Jairus’s Girl by LR Hay is a biblically-based book aimed at probably middle-schoolers and high school aged children that tells the story of Jesus, his teachings, his crucifixion and his resurrection through the eyes of a simple young girl in the town of Capernaum in 33 AD. Tammie is your typical pre-teen, full of energy and excitement as she enters her teenage years. Her father is the Rabbi of Capernaum, commanding much respect and honor for the family. When an itinerant preacher comes to town and turns everyone’s lives upside down, Tammie is as excited about this Jesus as everyone else in the small town. When Jesus begins preaching and performing miracles amongst her family and friends, both Tammie and her father are convinced that Jesus is indeed the real thing and may even be the Messiah that the Jewish people have been waiting so long for, as prophesied. Not everyone is convinced, however, and to some Jewish people he is seen as nothing short of a blasphemer and a heretic.

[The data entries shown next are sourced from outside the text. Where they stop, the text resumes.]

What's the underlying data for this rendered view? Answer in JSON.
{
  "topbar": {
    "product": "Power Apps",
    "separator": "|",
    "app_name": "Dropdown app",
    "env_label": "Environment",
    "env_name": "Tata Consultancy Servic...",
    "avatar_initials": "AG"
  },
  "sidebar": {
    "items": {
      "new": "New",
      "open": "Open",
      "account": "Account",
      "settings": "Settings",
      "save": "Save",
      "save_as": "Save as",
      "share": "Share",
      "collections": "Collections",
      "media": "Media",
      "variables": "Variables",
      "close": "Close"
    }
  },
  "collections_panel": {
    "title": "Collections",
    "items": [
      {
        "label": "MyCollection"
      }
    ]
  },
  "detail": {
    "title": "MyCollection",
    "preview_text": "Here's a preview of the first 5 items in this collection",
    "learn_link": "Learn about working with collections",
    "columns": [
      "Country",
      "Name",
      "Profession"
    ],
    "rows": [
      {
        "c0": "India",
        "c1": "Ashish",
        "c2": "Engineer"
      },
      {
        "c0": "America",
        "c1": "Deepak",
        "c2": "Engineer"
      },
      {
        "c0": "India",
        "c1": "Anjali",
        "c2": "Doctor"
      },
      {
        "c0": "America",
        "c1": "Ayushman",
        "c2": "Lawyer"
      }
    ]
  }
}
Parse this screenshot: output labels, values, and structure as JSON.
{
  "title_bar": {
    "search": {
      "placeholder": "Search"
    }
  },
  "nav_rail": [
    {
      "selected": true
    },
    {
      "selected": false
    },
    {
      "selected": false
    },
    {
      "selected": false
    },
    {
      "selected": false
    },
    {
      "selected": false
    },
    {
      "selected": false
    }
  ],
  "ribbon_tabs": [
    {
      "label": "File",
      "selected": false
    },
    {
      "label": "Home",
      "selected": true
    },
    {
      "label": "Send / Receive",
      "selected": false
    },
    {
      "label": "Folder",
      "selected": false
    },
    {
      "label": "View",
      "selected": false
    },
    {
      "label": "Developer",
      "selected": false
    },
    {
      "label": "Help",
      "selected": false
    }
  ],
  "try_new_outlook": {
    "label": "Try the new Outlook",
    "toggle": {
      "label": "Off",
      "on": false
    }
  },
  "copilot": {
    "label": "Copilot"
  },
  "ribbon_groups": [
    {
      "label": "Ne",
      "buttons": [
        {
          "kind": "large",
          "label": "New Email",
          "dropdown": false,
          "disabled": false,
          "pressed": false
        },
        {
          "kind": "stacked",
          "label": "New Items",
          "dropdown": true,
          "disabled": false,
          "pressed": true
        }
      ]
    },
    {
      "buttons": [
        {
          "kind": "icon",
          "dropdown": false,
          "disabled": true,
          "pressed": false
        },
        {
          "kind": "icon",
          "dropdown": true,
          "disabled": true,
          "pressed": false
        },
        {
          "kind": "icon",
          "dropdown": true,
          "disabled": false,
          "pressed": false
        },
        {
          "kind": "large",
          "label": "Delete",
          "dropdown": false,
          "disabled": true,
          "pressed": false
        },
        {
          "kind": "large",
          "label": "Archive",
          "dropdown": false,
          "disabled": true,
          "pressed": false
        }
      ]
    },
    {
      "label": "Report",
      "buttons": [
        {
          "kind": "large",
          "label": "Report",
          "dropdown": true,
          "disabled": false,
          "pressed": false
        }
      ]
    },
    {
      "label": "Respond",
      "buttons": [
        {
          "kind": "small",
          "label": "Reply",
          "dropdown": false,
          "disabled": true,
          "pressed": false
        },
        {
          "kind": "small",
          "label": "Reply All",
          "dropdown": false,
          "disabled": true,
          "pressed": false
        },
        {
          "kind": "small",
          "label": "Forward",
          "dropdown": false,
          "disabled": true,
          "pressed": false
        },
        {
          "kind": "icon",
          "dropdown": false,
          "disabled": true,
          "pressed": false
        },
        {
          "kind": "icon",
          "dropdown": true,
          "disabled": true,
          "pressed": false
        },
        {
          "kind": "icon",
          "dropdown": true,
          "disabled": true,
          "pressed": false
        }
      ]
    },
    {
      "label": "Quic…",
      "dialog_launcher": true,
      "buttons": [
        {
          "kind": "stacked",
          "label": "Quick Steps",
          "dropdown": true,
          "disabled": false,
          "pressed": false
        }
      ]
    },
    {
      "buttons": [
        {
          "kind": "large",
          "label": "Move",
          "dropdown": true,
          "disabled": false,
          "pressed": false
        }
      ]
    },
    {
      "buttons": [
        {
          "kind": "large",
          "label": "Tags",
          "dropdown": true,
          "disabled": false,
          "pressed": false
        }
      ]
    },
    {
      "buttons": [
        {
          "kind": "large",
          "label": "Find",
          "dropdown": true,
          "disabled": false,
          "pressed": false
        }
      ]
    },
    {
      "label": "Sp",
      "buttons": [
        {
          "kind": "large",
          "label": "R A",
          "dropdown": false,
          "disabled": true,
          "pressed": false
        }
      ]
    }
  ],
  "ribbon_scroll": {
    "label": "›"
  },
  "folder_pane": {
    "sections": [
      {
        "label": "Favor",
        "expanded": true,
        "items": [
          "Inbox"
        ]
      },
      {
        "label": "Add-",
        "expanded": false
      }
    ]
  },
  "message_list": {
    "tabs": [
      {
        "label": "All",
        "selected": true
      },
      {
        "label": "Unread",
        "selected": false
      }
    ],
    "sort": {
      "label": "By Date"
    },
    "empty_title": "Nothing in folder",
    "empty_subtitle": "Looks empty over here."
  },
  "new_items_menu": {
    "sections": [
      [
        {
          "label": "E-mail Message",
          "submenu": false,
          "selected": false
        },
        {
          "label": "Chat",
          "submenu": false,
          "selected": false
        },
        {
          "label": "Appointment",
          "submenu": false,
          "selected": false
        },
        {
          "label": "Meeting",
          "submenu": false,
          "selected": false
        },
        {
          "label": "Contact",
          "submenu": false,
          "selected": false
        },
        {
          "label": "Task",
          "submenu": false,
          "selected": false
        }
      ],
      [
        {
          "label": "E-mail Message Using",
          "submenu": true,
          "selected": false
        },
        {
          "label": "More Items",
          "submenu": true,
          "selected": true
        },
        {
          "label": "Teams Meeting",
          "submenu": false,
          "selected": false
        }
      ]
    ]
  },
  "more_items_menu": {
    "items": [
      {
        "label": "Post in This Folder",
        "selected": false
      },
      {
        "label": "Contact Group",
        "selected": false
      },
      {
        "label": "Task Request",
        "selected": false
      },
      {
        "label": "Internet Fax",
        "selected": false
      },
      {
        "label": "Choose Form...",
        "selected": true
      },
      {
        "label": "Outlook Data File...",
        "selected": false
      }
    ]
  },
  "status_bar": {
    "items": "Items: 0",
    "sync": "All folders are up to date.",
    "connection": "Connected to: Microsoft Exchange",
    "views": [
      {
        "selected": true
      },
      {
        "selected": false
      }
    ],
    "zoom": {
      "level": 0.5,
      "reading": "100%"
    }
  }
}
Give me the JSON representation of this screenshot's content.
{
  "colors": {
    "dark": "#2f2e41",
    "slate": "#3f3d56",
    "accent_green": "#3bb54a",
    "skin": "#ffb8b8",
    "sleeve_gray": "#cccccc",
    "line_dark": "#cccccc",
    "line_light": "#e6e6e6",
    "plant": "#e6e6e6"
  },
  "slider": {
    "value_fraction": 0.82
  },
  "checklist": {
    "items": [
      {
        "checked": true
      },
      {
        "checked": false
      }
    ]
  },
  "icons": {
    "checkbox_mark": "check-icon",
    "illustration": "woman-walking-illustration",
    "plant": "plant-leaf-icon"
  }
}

Author LR Hay mentions that her target audience is young people, but that some adults have also read and enjoyed the adventures of Tammie and her family. I can count myself as one of those adults enamored and moved by this simple tale, Jairus’s Girl. Hay has crafted a sweet, funny and strangely moving tale that I have no doubt many young people will identify with. To put it simply, this book is a delight to read. The author uses the tool of “reader asides” to engage her readers and I found this a clever technique that subtly reminded us that although these things may have happened two thousand years ago, they are just as relevant today and the morals and lessons inherent in the story are equally applicable in modern times. I say to any doubters, forget it is about Christianity and just read and enjoy the adventures of a young girl in early Palestine. I’m certainly not overtly religious and I loved the story and the message it conveyed. It is a story well worth reading and definitely well worth the five stars I have given it.